Ireland (seventh appearance)
Not since 2009 have Ireland reached the knockout stage of the ICC Men’s T20 World Cup and they will hope that this is finally the year they lay their group stage hoodoo to rest.
They looked on course to end their barren run in the UAE after beating the Netherlands in their opening fixture but were overcome by Sri Lanka before losing to Namibia in a winner-takes-all encounter.
Their opening fixture, against Zimbabwe, could well determine their fate with the pair just a place apart in the MRF Tyres ICC Men’s T20I Team Rankings.
Kevin O’Brien may have called time on his career in August, but the likes of Paul Stirling and Andrew Balbirnie still offer a wealth of experience.

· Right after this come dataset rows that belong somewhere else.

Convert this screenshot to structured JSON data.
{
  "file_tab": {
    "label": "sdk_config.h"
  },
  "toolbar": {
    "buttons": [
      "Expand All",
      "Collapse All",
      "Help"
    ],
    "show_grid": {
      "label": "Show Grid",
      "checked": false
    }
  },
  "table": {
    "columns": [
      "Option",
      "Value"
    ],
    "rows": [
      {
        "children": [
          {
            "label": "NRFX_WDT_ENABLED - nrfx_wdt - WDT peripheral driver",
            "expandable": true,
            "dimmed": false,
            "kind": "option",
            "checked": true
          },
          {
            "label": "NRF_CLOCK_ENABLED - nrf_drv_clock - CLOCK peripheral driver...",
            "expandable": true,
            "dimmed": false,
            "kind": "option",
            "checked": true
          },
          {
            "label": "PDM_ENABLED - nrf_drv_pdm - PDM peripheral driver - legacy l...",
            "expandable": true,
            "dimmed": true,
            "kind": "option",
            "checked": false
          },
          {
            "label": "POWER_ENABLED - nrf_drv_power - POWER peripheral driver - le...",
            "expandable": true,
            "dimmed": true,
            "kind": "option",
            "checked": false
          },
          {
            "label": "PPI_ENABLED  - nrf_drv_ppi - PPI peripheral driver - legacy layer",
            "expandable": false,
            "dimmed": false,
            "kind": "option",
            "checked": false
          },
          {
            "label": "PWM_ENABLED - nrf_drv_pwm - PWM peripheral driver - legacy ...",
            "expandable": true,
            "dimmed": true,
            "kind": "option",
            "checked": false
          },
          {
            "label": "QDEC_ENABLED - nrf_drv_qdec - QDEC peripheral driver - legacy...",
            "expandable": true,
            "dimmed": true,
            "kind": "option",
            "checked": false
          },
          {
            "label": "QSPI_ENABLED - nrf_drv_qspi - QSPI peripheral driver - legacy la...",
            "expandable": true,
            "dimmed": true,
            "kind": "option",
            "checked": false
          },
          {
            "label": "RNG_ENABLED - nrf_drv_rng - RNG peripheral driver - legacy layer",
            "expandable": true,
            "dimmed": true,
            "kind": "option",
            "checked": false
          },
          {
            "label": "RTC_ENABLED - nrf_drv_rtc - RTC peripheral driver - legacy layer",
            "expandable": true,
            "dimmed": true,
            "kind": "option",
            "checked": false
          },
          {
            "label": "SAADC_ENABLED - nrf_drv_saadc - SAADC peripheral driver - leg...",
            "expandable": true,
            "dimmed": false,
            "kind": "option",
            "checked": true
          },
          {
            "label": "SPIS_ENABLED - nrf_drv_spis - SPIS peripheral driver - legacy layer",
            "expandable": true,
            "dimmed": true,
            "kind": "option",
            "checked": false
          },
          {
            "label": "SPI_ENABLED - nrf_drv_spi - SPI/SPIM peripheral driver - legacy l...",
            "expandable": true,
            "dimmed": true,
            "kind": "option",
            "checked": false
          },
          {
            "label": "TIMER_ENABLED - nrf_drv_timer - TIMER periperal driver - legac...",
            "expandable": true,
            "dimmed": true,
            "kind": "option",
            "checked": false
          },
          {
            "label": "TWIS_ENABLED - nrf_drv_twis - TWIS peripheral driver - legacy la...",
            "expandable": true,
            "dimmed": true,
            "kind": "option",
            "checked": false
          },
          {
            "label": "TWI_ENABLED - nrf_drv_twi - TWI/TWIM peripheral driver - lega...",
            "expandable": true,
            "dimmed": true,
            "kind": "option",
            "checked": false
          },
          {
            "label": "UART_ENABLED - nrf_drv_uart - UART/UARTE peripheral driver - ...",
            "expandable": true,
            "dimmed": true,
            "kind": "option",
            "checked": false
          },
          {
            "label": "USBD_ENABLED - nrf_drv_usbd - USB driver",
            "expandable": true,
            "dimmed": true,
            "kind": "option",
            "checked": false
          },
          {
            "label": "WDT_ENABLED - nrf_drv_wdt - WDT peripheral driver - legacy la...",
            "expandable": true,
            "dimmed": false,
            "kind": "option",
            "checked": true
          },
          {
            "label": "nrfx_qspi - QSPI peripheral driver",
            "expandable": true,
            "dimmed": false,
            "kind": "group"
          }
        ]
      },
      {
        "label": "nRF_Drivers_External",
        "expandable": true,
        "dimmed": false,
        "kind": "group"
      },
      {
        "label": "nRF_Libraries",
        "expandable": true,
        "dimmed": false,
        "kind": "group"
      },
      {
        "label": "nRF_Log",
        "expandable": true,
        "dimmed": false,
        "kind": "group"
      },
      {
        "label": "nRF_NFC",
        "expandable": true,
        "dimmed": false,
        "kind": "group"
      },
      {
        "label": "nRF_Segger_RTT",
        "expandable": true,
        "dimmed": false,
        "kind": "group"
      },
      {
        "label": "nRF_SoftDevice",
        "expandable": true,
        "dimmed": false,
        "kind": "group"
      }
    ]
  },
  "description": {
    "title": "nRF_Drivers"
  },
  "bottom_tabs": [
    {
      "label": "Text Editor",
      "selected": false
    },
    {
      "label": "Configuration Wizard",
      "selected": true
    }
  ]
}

The batting department looks well stocked with Gareth Delany and Harry Tector sure to be aggressive from the get-go, but the bowling unit has been weakened by the loss of the injured Craig Young.
Ireland have played a lot of cricket over the summer against the world’s best sides in both T20 and ODI formats and will now hope that their prolonged preparation pays off in the form of a place in the Super 12.
Scotland (fifth appearance)
Whereas Ireland have played more than 20 T20Is this year, Scotland have played just two since the 2021 ICC Men’s T20 World Cup, prior to a warm-up fixture against the Netherlands.
Two T20Is against New Zealand in July ended in heavy defeats, though they have fared better in the ICC Men’s Cricket World Cup League 2, with five wins in their last six in the 50-over competition.
This year’s squad has a similar feel to the one which claimed three group stage wins in 2021, including George Munsey, who looks set to impress with the bat once more – the opener strikes at 144 in T20I cricket.
He and Richie Berrington, who has not missed a T20 international since February 2010, will be key to their hopes of a second consecutive Super 12 spot.
They may be the lowest ranked side in the group but they have more than enough talent throughout the team to compete. Take spinner Mark Watt for example, who has a T20I five-for to his name and is often entrusted to bowl at the death due to his tight line and ability to bowl yorkers.
Zimbabwe (sixth appearance)
With a new head coach and an impressive recent run in T20Is, expectations are high for the Chevrons as they journey down under.
A legend of Zimbabwe cricket as a player and as a coach, Dave Houghton will lead his country at the ICC Men’s T20 World Cup nearly 40 years after his international debut as a player.
His re-appointment in the summer is bound to have generated a feel-good factor around the camp, not that one was needed, with the side having won seven of their last nine T20Is.
Houghton even masterminded a shock 50-over victory over Australia in Queensland in September, with leg-spinner Ryan Burl finishing with figures of five-for-ten. But the man of the moment is undoubtedly 36-year-old all-rounder Sikandar Raza, whose strike rate currently hovers around 150 in the T20 format.
And with captain Craig Ervine back from a hamstring injury at the top of the order, Zimbabwe will fancy their chances of securing a Super 12 stage spot for the first time in their history.